Access

You are not currently logged in.

Access your personal account or get JSTOR access through your library or other institution:

login

Log in to your personal account or through your institution.

If You Use a Screen Reader

This content is available through Read Online (Free) program, which relies on page scans. Since scans are not currently available to screen readers, please contact JSTOR User Support for access. We'll provide a PDF copy for your screen reader.

A Pesticide Monitoring System with Special Reference to the Selection of Indicator Species

N. W. Moore
Journal of Applied Ecology
Vol. 3, Supplement: Pesticides in the Environment and Their Effects on Wildlife. (Jun., 1966), pp. 261-269
DOI: 10.2307/2401465
Stable URL: http://www.jstor.org/stable/2401465
Page Count: 9
  • Read Online (Free)
  • Download ($18.00)
  • Subscribe ($19.50)
  • Cite this Item
Since scans are not currently available to screen readers, please contact JSTOR User Support for access. We'll provide a PDF copy for your screen reader.
A Pesticide Monitoring System with Special Reference to the Selection of Indicator Species
Preview not available

Abstract

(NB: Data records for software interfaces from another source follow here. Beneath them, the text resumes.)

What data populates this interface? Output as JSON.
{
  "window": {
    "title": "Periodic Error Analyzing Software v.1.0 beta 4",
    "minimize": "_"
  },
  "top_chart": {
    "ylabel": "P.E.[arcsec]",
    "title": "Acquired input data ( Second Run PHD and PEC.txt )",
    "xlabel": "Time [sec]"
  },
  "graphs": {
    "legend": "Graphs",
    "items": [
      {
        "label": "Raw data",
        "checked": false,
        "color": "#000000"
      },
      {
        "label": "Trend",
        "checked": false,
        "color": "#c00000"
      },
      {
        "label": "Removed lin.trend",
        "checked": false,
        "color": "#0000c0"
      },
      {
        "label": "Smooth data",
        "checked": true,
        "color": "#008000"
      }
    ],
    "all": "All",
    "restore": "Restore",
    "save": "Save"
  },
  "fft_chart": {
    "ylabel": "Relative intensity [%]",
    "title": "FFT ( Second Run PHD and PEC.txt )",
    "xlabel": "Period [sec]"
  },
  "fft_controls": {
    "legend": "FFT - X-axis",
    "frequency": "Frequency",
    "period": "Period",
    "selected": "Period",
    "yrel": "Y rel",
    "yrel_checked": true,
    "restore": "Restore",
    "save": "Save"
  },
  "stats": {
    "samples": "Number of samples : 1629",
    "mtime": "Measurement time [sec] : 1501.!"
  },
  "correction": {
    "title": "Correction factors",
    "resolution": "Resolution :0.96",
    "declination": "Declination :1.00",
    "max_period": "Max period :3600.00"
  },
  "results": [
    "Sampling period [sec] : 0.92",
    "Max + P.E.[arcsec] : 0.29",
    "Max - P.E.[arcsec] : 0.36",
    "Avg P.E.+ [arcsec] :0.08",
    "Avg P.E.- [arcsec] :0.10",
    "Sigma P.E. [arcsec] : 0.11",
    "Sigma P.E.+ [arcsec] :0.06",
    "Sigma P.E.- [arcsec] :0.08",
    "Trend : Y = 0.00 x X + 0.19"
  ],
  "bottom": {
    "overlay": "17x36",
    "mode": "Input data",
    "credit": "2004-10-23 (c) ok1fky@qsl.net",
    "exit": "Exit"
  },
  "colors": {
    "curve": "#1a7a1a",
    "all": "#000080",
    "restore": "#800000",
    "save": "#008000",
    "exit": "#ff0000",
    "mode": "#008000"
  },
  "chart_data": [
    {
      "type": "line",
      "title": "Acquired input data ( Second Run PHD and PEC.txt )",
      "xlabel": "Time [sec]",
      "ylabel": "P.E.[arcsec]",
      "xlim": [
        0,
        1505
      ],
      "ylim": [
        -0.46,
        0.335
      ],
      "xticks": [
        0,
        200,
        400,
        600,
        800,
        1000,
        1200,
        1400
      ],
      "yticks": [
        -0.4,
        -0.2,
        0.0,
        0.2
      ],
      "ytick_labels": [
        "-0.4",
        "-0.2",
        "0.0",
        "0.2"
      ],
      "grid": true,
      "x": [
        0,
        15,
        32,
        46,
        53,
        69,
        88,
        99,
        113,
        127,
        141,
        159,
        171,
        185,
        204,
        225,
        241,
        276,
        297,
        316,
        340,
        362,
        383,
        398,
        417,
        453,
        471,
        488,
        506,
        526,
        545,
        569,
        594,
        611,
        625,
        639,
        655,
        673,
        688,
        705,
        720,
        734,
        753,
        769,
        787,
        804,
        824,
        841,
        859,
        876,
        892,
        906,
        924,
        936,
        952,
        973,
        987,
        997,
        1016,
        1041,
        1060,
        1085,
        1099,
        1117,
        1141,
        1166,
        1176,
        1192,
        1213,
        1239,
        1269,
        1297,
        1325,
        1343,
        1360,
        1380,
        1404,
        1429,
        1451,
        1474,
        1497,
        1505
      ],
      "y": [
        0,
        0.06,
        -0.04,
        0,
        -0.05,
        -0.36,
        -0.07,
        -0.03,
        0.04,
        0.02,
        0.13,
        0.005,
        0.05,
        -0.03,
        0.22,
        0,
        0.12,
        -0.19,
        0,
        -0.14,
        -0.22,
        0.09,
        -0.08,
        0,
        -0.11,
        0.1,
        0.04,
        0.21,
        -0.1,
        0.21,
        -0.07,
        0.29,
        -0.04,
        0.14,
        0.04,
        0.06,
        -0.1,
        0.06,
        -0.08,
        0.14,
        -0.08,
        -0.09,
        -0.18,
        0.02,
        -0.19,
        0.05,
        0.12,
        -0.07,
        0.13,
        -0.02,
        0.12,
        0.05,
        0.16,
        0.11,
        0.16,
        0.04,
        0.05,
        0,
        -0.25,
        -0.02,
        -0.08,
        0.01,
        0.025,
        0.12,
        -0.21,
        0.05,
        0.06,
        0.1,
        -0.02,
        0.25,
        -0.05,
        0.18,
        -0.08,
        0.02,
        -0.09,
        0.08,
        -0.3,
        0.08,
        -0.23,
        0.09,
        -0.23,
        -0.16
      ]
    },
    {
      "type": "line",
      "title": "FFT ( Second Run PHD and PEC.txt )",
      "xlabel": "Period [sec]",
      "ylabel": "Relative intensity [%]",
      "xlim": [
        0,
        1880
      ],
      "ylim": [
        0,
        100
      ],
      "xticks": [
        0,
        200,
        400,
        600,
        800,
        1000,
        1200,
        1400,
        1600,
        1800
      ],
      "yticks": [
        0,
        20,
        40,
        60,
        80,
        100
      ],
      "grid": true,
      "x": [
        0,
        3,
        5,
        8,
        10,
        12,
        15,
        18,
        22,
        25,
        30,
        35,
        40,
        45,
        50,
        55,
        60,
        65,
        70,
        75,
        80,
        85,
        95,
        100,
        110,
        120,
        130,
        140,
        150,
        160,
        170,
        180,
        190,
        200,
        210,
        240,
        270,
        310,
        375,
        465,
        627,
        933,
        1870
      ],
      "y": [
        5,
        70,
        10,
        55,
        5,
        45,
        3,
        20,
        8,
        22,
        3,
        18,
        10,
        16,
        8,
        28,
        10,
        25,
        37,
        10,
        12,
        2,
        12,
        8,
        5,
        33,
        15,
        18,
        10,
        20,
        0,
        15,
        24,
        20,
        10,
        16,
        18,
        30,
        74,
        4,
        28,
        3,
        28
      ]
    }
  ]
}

Measures of changes in environmental contamination by persistent pesticides are required to assess their effects on wildlife and to check the efficiency of control measures. Indicator species for pesticide monitoring should be widely distributed, abundant and easy to collect. Animals should be large enough for chemical analysis, and if possible of known age. For monitoring local conditions they must be as sedentary as possible. Species whose present residue levels lie between the limit of detection and levels which indicate toxicological significance are preferable. Permanent sampling sites should be chosen subjectively. A reconnaissance to discover suitable indicator species in Britain is described. It is suggested that the eggs of seabirds should be used for measuring changes in general contamination and that the Northern Pike (Esox lucius) and Eel (Anguilla anguilla) may be suitable for studying local changes. The selection of species for an international monitoring system are discussed. Proposals for establishing a rudimentary international monitoring system are suggested.

Page Thumbnails

  • Thumbnail: Page 
261
    261
  • Thumbnail: Page 
262
    262
  • Thumbnail: Page 
263
    263
  • Thumbnail: Page 
264
    264
  • Thumbnail: Page 
265
    265
  • Thumbnail: Page 
266
    266
  • Thumbnail: Page 
267
    267
  • Thumbnail: Page 
268
    268
  • Thumbnail: Page 
269
    269